A cannibal has admitted to killing a man and then making sausages and meatballs from his corpse.
He was so proud of his culinary achievements, including rib dishes, that he posted short video clips on the Internet, according to police who removed the offensive footage.
The 21-year-old – who worked as a chef – confessed to police in the Russian city of Murmansk saying that he had a strong desire to eat human flesh.
He had used a gay dating website to lure his victim, aged 32, to his flat where he brutally knifed him to death before cutting off his head and feet.
Investigator Fedor Bludenov said yesterday: ‘The defendant wanted to try eating at least ten people in the future.
‘The accused stabbed the man a few times, and after having assured himself that his victim was dead, he cut up his body and ate him.’
Mr Bludenov added: ‘It wasn’t that he had an extraordinary hatred for those of a different sexual orientation, but he was sure that such people would keep a secret about who they were meeting, so it would be harder to catch him.’
However the 52-year-old mother of the dead man – named only as Roman E – called the police and shared details of the websites her son used to find partners, leading to the killer’s arrest.
A source said: ‘Nothing like this has happened in Murmansk for 20 years.’
The accused, from a wealthy Arctic family, faces up to 15 years in prison if he is found guilty, but will first face a psychiatric examination to see if he is fit to stand trial.
Murmansk is the largest city in the world above the Arctic Circle with a population of 300,000. During the long winters, the temperature regularly drops to minus 14C.
This is the latest in a number of cannibal cases in Russia. In May an unemployed man killed his drinking partner and butchered his body in his Moscow flat.

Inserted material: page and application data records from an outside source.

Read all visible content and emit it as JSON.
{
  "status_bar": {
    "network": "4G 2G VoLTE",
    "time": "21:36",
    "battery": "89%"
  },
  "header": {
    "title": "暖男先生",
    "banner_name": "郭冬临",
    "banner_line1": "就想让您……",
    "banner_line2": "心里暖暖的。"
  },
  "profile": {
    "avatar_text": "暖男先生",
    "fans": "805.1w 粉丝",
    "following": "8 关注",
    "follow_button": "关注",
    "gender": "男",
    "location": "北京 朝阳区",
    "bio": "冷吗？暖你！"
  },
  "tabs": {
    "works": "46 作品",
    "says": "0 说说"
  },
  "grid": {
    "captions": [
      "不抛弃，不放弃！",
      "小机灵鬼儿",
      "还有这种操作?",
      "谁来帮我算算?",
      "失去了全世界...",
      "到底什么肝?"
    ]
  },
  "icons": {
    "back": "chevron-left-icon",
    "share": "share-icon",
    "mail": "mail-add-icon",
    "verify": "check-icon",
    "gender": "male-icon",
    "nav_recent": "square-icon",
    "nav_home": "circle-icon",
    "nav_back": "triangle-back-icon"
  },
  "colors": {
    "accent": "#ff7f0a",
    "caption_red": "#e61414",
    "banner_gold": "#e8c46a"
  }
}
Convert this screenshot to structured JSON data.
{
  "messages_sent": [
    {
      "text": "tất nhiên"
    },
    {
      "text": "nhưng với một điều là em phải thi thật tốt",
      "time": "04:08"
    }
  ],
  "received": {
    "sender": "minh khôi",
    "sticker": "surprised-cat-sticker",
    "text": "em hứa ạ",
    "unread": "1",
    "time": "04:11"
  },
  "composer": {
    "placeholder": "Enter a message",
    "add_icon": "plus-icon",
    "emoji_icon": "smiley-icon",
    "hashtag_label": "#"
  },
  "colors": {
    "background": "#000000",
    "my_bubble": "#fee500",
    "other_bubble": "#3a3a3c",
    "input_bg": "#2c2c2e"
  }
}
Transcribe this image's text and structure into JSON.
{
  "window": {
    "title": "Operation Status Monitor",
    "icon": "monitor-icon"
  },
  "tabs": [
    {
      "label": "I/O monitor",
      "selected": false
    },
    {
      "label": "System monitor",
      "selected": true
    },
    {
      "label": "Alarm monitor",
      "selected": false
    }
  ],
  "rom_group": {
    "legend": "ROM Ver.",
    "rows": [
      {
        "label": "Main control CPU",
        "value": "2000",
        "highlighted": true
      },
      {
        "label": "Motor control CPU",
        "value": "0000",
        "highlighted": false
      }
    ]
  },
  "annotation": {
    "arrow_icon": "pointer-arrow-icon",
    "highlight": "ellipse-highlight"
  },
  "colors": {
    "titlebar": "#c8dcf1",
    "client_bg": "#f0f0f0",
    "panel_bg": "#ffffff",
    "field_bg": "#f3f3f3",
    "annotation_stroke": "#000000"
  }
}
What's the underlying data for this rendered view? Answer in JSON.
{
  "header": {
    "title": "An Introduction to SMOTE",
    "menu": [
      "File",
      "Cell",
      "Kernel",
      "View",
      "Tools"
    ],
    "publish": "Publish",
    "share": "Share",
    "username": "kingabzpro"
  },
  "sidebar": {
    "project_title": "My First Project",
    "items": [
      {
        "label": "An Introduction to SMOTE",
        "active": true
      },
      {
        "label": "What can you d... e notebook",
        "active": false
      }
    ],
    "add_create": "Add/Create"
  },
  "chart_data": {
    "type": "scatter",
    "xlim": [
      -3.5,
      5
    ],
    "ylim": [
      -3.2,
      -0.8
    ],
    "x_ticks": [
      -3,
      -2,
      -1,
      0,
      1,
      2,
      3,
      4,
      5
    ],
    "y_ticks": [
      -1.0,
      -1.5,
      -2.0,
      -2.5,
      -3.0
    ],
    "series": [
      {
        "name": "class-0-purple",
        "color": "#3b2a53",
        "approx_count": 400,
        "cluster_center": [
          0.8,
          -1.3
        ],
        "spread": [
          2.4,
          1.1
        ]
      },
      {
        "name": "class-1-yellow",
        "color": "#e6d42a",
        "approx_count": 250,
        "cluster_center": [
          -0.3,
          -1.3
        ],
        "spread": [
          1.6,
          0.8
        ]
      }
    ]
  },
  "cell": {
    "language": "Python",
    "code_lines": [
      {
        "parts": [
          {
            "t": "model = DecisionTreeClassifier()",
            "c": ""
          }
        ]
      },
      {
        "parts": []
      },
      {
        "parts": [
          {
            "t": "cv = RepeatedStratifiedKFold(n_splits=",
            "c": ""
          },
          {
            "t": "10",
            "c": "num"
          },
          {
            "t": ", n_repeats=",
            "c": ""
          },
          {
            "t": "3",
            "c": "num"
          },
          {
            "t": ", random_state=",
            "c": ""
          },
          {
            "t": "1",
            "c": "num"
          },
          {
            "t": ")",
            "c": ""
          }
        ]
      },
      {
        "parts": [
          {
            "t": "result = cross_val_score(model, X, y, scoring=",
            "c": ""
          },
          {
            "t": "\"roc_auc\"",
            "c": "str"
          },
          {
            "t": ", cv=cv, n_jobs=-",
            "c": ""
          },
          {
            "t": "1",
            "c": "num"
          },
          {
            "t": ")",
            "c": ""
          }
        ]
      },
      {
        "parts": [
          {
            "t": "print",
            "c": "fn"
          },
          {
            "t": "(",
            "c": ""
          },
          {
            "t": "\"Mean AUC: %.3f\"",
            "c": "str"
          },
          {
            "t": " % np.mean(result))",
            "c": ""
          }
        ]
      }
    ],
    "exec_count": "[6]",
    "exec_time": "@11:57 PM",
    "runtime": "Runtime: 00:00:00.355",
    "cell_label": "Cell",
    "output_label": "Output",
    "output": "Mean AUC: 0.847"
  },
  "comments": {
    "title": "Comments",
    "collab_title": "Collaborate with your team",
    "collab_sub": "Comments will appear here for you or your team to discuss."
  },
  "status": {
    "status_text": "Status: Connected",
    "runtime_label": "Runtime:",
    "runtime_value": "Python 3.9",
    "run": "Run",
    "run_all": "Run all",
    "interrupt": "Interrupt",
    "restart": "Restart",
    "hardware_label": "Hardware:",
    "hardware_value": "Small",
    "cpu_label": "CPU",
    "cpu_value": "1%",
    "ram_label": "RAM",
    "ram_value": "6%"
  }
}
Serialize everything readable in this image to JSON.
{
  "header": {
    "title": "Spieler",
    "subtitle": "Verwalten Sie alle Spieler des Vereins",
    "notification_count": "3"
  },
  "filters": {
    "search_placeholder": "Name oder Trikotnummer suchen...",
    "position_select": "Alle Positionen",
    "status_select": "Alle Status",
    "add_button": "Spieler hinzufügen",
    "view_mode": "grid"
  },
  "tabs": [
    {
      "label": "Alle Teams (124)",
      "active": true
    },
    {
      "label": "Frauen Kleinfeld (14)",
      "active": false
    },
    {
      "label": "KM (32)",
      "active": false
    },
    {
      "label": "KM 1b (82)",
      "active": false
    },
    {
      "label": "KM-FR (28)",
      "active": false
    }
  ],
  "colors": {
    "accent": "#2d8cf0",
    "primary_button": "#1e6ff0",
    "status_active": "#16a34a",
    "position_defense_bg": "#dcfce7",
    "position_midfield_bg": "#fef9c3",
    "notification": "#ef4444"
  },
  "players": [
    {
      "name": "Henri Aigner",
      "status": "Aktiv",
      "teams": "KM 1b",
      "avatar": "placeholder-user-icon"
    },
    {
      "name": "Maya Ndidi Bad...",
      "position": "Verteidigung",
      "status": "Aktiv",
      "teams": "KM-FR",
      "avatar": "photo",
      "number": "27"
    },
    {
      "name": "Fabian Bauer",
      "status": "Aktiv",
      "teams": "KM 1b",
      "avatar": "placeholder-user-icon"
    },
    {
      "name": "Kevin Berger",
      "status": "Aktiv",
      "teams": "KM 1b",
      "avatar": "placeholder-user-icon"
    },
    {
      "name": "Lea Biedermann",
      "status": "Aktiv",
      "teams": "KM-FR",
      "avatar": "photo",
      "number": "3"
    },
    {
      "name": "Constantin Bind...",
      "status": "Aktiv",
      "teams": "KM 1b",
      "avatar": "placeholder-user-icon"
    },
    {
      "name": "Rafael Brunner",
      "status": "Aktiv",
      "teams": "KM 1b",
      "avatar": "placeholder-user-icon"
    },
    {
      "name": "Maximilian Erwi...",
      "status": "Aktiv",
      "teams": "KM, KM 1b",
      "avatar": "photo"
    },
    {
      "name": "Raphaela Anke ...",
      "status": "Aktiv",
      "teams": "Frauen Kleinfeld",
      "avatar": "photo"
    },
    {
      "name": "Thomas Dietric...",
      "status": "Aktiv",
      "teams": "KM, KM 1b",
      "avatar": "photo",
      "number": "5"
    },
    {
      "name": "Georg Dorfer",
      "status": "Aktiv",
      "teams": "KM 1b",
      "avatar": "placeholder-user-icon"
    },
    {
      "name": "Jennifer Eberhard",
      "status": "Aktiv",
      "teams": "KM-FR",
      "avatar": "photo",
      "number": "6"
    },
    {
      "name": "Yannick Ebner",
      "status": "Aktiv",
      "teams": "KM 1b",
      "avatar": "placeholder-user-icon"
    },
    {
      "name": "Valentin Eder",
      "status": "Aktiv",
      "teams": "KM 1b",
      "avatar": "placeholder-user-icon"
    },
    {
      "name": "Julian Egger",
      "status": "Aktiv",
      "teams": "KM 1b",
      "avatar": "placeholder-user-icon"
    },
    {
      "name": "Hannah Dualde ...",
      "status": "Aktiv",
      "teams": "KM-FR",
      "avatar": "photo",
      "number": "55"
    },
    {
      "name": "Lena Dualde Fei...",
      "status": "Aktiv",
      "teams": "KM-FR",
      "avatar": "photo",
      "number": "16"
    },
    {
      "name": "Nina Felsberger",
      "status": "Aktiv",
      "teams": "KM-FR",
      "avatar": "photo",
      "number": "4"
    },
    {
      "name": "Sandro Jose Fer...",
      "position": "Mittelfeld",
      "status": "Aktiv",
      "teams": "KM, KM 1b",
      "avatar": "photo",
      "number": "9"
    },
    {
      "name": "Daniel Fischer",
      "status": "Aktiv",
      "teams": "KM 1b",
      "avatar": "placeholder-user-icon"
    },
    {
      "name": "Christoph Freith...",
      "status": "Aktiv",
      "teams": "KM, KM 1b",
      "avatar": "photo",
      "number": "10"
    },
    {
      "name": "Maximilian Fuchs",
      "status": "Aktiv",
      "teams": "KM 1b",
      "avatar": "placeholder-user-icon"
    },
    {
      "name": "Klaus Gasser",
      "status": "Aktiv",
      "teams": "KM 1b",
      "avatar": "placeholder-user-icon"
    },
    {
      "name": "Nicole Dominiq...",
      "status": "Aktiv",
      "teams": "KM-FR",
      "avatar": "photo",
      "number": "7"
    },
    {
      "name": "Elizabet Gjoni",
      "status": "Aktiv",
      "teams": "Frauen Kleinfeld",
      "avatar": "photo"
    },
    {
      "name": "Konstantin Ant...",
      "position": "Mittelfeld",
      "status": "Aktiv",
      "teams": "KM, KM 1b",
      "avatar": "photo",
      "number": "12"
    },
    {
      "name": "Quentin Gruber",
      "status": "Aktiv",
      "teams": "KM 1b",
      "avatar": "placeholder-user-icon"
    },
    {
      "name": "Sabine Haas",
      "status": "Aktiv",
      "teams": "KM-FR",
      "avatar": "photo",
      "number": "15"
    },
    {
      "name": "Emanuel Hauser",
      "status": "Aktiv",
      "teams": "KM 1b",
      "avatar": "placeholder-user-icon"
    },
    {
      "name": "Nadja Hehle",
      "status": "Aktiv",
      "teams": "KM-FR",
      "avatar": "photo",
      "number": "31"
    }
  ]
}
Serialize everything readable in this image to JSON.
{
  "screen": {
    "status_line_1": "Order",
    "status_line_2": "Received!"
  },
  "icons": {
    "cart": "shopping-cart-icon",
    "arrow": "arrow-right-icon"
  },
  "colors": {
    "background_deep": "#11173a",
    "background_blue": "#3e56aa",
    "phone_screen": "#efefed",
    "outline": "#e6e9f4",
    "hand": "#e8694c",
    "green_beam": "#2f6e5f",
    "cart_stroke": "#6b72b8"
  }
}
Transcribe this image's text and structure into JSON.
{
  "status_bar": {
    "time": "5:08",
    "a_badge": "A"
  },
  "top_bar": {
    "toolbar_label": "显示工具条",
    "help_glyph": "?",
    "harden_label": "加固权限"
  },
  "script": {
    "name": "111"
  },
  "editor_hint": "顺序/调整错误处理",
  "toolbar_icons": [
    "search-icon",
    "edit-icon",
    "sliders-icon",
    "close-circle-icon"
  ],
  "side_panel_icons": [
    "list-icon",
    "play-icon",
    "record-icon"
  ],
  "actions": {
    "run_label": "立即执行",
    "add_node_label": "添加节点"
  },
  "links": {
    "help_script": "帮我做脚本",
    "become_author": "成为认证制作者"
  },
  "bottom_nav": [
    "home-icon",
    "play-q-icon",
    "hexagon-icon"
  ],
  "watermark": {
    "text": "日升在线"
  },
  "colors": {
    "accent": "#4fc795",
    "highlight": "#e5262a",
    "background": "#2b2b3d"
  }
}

In St Petersburg in 2009, two cannibals killed a 16-year-old girl, cut her up and ate parts of her body. The young men explained at their trial that they were ‘very hungry’. They were found guilty of murder and sentenced to 18 and 19 years.